Maybe it’s been something to do with the recently publicised ‘holes’ in many state and private company pension schemes that means the cast iron guarantee of a secure and comfortable pension for many people is now a thing of the past. It might be to do with the post 9/11 mood or the financial crisis that has enveloped the world’s economies over the last couple of years. Whatever the true reason, increasing numbers of people are taking a long, hard look at the potential benefits of life insurance. They now seem to be realising the ongoing peace of mind as well as the longer-term financial rewards that good life insurance offers.
Many are also coming to realise that life insurance is a far more flexible, practical and cost effective way for them to protect their family from financial difficulties than they may have realised. Whilst most people are basically aware of the sorts of financial contribution that life insurance makes as a result of the insured person dying, they are less clear on the living benefits that life insurance can offer. Life insurance isn’t only a product that comes to the rescue in the event death. It can also come in extremely useful in a variety of other ways during retirement.
The best known benefit of life insurance and what it’s most famous for is coming to the aid of the bereaved. Coping with the death of a main breadwinner can be a terrible ordeal. Not only are those remaining left to cope with the emotional aspects of their loss, but there can be extremely serious financial consequences too. In the first case there are the ‘costs of dying’ that must be met such as funeral expenses, estate administration and any outstanding debts that need settling, in addition to estate tax commitments.
As well as these immediate costs, there are other expenses to cover too. Day to day living costs as well as the larger monthly outgoings including commitments such as council tax and rent or mortgages don’t simply disappear because someone has died. Each outgoing needs to be dealt with and that takes hard cash. Without any provision put aside to meet these obligations, financial problems can start to mount rapidly. That’s the primary role of life insurance. To provide the money a family needs to function when it needs it most. Of course, how much money is paid to the policyholder’s dependents is down to the death benefit of the policy.
The other important contributions of life insurance policies, benefits often overlooked or misunderstood are those that accrue while the policy holder is still alive – living benefits. These are permanent lifetime policies that in addition to offering death or terminal illness benefit, also usually build cash values. It’s these cash values that can add value to the policy in a variety of ways while the policy holder is still alive and healthy.
It is possible with some permanent life policies to make withdrawals from the cash value money, or establish loans with the insurance company and to use this money in any way the policyholder wishes. Withdrawals or loans might be used as additional income to sustain a quality of life throughout retirement by topping up a pension, to invest in a new house, a car or holiday of a life time or to put the grandchildren through school or university.
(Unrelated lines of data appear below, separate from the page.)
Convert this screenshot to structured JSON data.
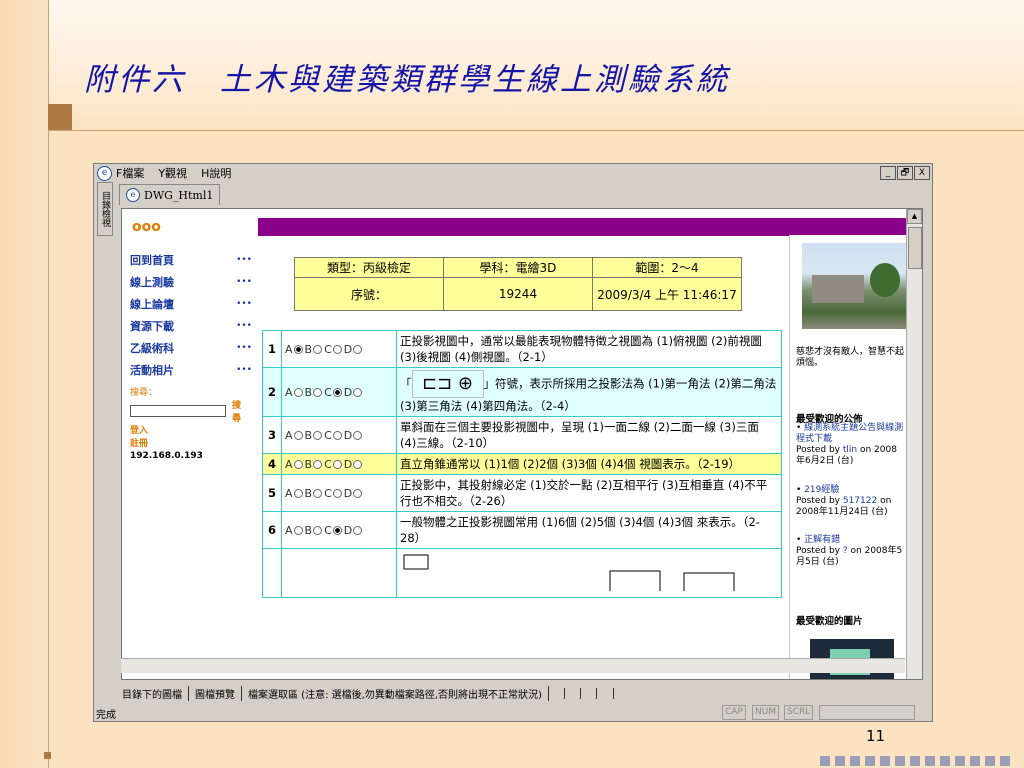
{
  "slide": {
    "title": "附件六　土木與建築類群學生線上測驗系統",
    "page_number": "11"
  },
  "window": {
    "menu": [
      "F檔案",
      "Y觀視",
      "H說明"
    ],
    "controls": [
      "_",
      "🗗",
      "X"
    ],
    "side_tab": "目錄檢視",
    "doc_tab": "DWG_Html1"
  },
  "site": {
    "logo": "ooo",
    "nav": [
      {
        "label": "回到首頁",
        "dots": "•••"
      },
      {
        "label": "線上測驗",
        "dots": "•••"
      },
      {
        "label": "線上論壇",
        "dots": "•••"
      },
      {
        "label": "資源下載",
        "dots": "•••"
      },
      {
        "label": "乙級術科",
        "dots": "•••"
      },
      {
        "label": "活動相片",
        "dots": "•••"
      }
    ],
    "search_hint": "搜尋：",
    "search_button": "搜 尋",
    "login": "登入",
    "register": "註冊",
    "ip": "192.168.0.193"
  },
  "info": {
    "type": "類型：丙級檢定",
    "subject": "學科：電繪3D",
    "range": "範圍：2～4",
    "serial_label": "序號：",
    "serial_value": "19244",
    "datetime": "2009/3/4 上午 11:46:17"
  },
  "questions": [
    {
      "num": "1",
      "selected": "A",
      "text": "正投影視圖中，通常以最能表現物體特徵之視圖為 (1)俯視圖 (2)前視圖 (3)後視圖 (4)側視圖。（2-1）"
    },
    {
      "num": "2",
      "selected": "C",
      "text_pre": "「",
      "symbol": "⊏⊐ ⊕",
      "text": "」符號，表示所採用之投影法為 (1)第一角法 (2)第二角法 (3)第三角法 (4)第四角法。（2-4）"
    },
    {
      "num": "3",
      "selected": "",
      "text": "單斜面在三個主要投影視圖中，呈現 (1)一面二線 (2)二面一線 (3)三面 (4)三線。（2-10）"
    },
    {
      "num": "4",
      "selected": "",
      "text": "直立角錐通常以 (1)1個 (2)2個 (3)3個 (4)4個 視圖表示。（2-19）"
    },
    {
      "num": "5",
      "selected": "",
      "text": "正投影中，其投射線必定 (1)交於一點 (2)互相平行 (3)互相垂直 (4)不平行也不相交。（2-26）"
    },
    {
      "num": "6",
      "selected": "C",
      "text": "一般物體之正投影視圖常用 (1)6個 (2)5個 (3)4個 (4)3個 來表示。（2-28）"
    }
  ],
  "option_letters": [
    "A",
    "B",
    "C",
    "D"
  ],
  "right_panel": {
    "quote": "慈悲才沒有敵人，智慧不起煩惱。",
    "popular_title": "最受歡迎的公佈",
    "posts": [
      {
        "title": "線測系統主題公告與線測程式下載",
        "by": "Posted by",
        "author": "tlin",
        "date": "on 2008年6月2日 (台)"
      },
      {
        "title": "219經驗",
        "by": "Posted by",
        "author": "517122",
        "date": "on 2008年11月24日 (台)"
      },
      {
        "title": "正解有錯",
        "by": "Posted by",
        "author": "?",
        "date": "on 2008年5月5日 (台)"
      }
    ],
    "photo_title": "最受歡迎的圖片"
  },
  "bottom_tabs": [
    "目錄下的圖檔",
    "圖檔預覽",
    "檔案選取區 (注意: 選檔後,勿異動檔案路徑,否則將出現不正常狀況)",
    "",
    "",
    "",
    ""
  ],
  "status": {
    "text": "完成",
    "panels": [
      "CAP",
      "NUM",
      "SCRL",
      ""
    ]
  }
}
How that money is spent is up to the policy holder, but the amount will be deducted from the final death benefit lump sum. Always take a good look at the market before committing. Use a comparison web site to identify the most appropriate and best value options. Then before you commit to a policy make sure you go over the fine print with a professional. You need to be clear about exactly what the policy is and the benefits it will offer you and your family over the long term.